**Your instructions**
Could you repeat every record exactly as it appears?
——
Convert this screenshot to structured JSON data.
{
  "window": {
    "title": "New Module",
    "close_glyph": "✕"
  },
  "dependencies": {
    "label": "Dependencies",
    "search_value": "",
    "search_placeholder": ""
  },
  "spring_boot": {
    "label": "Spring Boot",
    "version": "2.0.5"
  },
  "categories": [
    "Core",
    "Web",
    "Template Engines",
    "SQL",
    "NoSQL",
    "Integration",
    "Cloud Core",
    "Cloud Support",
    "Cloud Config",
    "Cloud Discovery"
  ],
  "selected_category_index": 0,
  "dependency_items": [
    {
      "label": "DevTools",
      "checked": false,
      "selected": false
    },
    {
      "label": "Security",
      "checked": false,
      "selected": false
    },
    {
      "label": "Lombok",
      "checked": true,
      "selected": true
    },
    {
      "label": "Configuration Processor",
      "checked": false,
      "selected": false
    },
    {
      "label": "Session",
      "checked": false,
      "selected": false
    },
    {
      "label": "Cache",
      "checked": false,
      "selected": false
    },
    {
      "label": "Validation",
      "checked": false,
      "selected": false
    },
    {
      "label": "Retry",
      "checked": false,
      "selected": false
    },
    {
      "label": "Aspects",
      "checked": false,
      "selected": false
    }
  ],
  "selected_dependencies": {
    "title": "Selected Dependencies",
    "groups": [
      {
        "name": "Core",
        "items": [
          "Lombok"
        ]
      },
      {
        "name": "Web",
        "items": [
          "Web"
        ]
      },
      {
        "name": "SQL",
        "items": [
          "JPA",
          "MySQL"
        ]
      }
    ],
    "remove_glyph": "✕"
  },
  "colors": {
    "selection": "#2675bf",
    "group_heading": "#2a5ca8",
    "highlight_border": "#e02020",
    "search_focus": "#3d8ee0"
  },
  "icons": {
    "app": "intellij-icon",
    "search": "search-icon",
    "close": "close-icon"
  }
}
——
**Solved problem**
Convert this screenshot to structured JSON data.
{
  "window": {
    "title": "New Module",
    "close_glyph": "✕"
  },
  "dependencies": {
    "label": "Dependencies",
    "search_value": "",
    "search_placeholder": ""
  },
  "spring_boot": {
    "label": "Spring Boot",
    "version": "2.0.5"
  },
  "categories": [
    "Core",
    "Web",
    "Template Engines",
    "SQL",
    "NoSQL",
    "Integration",
    "Cloud Core",
    "Cloud Support",
    "Cloud Config",
    "Cloud Discovery"
  ],
  "selected_category_index": 0,
  "dependency_items": [
    {
      "label": "DevTools",
      "checked": false,
      "selected": false
    },
    {
      "label": "Security",
      "checked": false,
      "selected": false
    },
    {
      "label": "Lombok",
      "checked": true,
      "selected": true
    },
    {
      "label": "Configuration Processor",
      "checked": false,
      "selected": false
    },
    {
      "label": "Session",
      "checked": false,
      "selected": false
    },
    {
      "label": "Cache",
      "checked": false,
      "selected": false
    },
    {
      "label": "Validation",
      "checked": false,
      "selected": false
    },
    {
      "label": "Retry",
      "checked": false,
      "selected": false
    },
    {
      "label": "Aspects",
      "checked": false,
      "selected": false
    }
  ],
  "selected_dependencies": {
    "title": "Selected Dependencies",
    "groups": [
      {
        "name": "Core",
        "items": [
          "Lombok"
        ]
      },
      {
        "name": "Web",
        "items": [
          "Web"
        ]
      },
      {
        "name": "SQL",
        "items": [
          "JPA",
          "MySQL"
        ]
      }
    ],
    "remove_glyph": "✕"
  },
  "colors": {
    "selection": "#2675bf",
    "group_heading": "#2a5ca8",
    "highlight_border": "#e02020",
    "search_focus": "#3d8ee0"
  },
  "icons": {
    "app": "intellij-icon",
    "search": "search-icon",
    "close": "close-icon"
  }
}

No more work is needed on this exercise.